People who have experienced or witnessed terrifying events often have memories and flashbacks that trigger bouts of anxiety and fear. These events include physical or sexual assaults, serious accidents, military combat, or natural disasters such as severe earthquakes and tsunamis. With time and proper care, many people get better; the bouts of anxiety and fear reduce and they adjust to daily life.
For some people, however, these flashbacks get worse. The person has uncontrollable thoughts about the traumatic event, causing severe anxiety and fear. They are unable to carry on with daily function. Such people suffer from Post-Traumatic Stress Disorder (PTSD). For instance, if someone has been in a near-fatal road accident, they may have vivid recollections of the accident from time to time. These recollections are very real and the person feels like the accident is happening at that very moment. These flashbacks trigger severe bouts of fear and anxiety.
People with PTSD experience severe anxiety and fear. The most common signs of PTSD are:
Reliving the event:The person has nightmares and vivid flashbacks of the traumatic event, which makes them relive the trauma. This can lead to intense physical reactions such as sweating, palpitations, nausea and panic attacks.
Avoidance:The person tends to avoid conversations, places and situations that are associated with the traumatic event, fearing the distressing memories they may trigger.
Being on the edge:The person is constantly alert and always on the lookout for danger even in safe environments. They have trouble sleeping and are easily startled.
Becoming emotionally detached: The person grows distant from friends and family and loses interest in activities that they once enjoyed.
People with PTSD also tend to develop other mental health issues such as depression, severe anxiety, substance abuse, and in some cases, even suicidal feelings. If you notice these symptoms in someone you know, you should talk to them about the disorder and suggest that they seek professional help.
Anyone who has experienced or witnessed an event that is life-threatening, physically or sexually violent, may develop PTSD. People who are born with a high risk of anxiety or depression are more susceptible. The severity and duration of the trauma one has faced can also be a factor. In some cases, the chances are influenced by the manner in which the brain handles stress. There is no single factor that causes PTSD, and it is normally due to a complex set of reasons.
It is normal to experience symptoms of PTSD immediately after a traumatic event. Most people overcome the distress with the help of family and friends, and are able to move on. However, if the symptoms persist for a long time after the event, then you must see a mental health professional. Treatment of PTSD primarily focuses on therapy, mainly cognitive behavioral therapy (CBT) and exposure therapy. Here the person is made to face the thoughts about the traumatic event; these are thoughts that the person normally tries to avoid because of the distress they cause. Repeated exposure to these thoughts reduces the distress that they may cause. PTSD medication is prescribed to help deal with depression and anxiety, and for people who have trouble sleeping.
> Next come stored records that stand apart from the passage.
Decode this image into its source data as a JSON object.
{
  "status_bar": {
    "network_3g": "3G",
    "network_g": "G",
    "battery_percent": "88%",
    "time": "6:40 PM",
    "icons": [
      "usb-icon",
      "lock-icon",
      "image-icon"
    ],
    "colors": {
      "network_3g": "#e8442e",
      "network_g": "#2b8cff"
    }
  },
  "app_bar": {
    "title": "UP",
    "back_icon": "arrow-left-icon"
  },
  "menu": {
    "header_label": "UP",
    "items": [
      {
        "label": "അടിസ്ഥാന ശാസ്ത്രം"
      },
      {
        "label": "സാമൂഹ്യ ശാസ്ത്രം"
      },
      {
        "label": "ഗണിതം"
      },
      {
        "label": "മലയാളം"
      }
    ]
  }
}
People with PTSD require a lot of support and patience; it is important that you understand that emotional withdrawal is part of PTSD. Educating yourself about the disorder will give you more perspective on what the sufferer is going through. Offer to attend appointments with a mental health professional; this is both a show of support and means of understanding the disorder better. Moreover, you should encourage them to seek professional help, although it is important that you are not pushy and give them enough space.
If you have symptoms of PTSD, you should meet a mental health professional at the earliest. Treatments are highly effective and the sooner you seek help, the faster your recovery will be. Talking to people close to you, or people with the same problems, can help a great deal in easing the trauma. Maintaining a healthy routine with enough rest, exercise and a healthy diet, can help reduce anxiety.